CONCORD — A new ombudsman will soon offer citizens a cheaper and quicker way to resolve Right-to-Know Law complaints against government agencies.

In response to concerns from some municipal lawyers, however, the new program will not give the individual “two bites of the apple” or a complete court appeal of an ombudsman’s decision.

Citizens, groups convinced N.H. to set up ombudsman for record access disputes

Laurie Ortolano with Right to Know New Hampshire said it cost her and supporters nearly $150,000 to fight to get documents regarding an assessing scandal in Nashua. She lobbied for the bill to create an Right to Know Ombudsman that would be faster and cheaper for citizens than having to go to court to get access to records.

ACLU, municipal lobby, bipartisan lawmakers backed ombudsman

Frank Knaack, policy director with the American Civil Liberties Union of New Hampshire said creating an ombudsman to settle Right-to-Know Law complaints could improve the state’s low ranking regarding access to public informaiton.

N.H.'s new ombudsman to hear Right-to-Know law disputes

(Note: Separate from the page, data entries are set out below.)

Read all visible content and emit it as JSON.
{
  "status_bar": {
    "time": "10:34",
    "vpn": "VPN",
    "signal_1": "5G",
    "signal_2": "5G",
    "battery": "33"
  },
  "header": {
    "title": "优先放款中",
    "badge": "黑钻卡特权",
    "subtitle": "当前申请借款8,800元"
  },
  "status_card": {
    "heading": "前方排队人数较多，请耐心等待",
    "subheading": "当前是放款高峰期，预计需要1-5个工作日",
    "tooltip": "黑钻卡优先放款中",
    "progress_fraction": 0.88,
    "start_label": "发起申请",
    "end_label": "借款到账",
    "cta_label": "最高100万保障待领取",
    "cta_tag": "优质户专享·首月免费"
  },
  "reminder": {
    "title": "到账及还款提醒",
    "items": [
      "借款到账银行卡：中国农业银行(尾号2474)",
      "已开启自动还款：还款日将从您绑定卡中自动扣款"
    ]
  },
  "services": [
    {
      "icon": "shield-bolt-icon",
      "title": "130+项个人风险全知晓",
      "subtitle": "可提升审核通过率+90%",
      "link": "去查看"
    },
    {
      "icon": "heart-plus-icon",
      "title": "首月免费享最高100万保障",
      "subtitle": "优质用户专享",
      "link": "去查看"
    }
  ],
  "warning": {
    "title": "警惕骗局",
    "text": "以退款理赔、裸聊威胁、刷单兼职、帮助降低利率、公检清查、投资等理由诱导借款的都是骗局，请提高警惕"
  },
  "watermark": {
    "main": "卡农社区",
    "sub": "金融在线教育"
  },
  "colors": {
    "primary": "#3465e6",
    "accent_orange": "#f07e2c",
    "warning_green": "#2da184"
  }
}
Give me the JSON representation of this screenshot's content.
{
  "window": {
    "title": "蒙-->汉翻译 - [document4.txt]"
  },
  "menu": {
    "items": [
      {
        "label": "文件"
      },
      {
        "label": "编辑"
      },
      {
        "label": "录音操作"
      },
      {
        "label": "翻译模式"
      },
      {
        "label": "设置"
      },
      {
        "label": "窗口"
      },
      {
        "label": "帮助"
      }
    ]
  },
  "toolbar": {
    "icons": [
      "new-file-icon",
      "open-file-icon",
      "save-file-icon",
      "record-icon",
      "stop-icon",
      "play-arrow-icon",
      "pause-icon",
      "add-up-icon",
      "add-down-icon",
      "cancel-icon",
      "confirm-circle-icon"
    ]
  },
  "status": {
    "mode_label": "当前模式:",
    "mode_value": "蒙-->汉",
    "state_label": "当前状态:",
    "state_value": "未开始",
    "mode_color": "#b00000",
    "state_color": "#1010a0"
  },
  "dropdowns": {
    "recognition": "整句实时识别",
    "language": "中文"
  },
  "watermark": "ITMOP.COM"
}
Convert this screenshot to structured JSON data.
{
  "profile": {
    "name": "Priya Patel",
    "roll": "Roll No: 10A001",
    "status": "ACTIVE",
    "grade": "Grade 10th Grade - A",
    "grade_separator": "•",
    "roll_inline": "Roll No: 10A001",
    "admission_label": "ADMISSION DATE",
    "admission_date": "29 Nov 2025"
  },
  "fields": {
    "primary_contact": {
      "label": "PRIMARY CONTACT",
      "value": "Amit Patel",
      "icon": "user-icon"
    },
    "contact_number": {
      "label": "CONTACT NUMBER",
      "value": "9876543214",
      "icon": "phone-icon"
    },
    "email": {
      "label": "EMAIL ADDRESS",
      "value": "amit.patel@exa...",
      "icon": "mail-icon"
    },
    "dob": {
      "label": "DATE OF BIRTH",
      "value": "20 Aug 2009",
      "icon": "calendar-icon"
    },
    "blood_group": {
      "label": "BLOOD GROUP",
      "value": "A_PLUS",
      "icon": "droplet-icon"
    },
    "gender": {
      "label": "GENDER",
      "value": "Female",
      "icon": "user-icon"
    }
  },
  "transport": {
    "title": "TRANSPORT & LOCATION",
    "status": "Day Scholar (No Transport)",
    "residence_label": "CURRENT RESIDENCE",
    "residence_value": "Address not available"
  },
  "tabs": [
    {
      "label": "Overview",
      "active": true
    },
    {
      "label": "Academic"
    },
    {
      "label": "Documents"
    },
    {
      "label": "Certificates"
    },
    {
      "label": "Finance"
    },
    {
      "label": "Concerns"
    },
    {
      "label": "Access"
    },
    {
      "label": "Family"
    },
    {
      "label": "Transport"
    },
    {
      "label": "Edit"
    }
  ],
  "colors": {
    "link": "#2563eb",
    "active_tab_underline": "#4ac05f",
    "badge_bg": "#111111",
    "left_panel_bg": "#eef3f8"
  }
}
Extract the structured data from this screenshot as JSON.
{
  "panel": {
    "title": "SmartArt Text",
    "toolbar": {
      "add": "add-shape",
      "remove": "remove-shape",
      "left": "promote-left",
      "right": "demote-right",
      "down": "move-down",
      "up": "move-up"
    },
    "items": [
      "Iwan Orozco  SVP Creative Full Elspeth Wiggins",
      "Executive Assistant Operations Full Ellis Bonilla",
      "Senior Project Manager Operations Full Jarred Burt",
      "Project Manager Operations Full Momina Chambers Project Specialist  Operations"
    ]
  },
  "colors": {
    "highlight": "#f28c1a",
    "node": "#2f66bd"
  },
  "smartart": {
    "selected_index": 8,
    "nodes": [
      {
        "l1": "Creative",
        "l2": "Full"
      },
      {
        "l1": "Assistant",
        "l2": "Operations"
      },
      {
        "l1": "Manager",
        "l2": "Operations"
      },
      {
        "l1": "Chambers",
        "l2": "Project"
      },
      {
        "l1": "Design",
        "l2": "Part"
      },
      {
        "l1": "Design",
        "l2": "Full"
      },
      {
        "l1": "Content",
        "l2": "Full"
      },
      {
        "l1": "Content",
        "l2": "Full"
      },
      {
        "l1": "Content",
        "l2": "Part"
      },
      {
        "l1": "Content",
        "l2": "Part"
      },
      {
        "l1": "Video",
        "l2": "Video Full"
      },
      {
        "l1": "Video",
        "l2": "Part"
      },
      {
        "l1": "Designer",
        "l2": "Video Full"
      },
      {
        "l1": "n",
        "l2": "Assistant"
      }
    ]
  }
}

A new ombudsman will soon be available to hear quicker and cheaper disputes between citizens and government agencies regarding access to public records. State Sen. Jay Kahn, D-Keene, prevailed on supporters to accept a limited right of appeal for either side of these disputes that go to an ombudsman.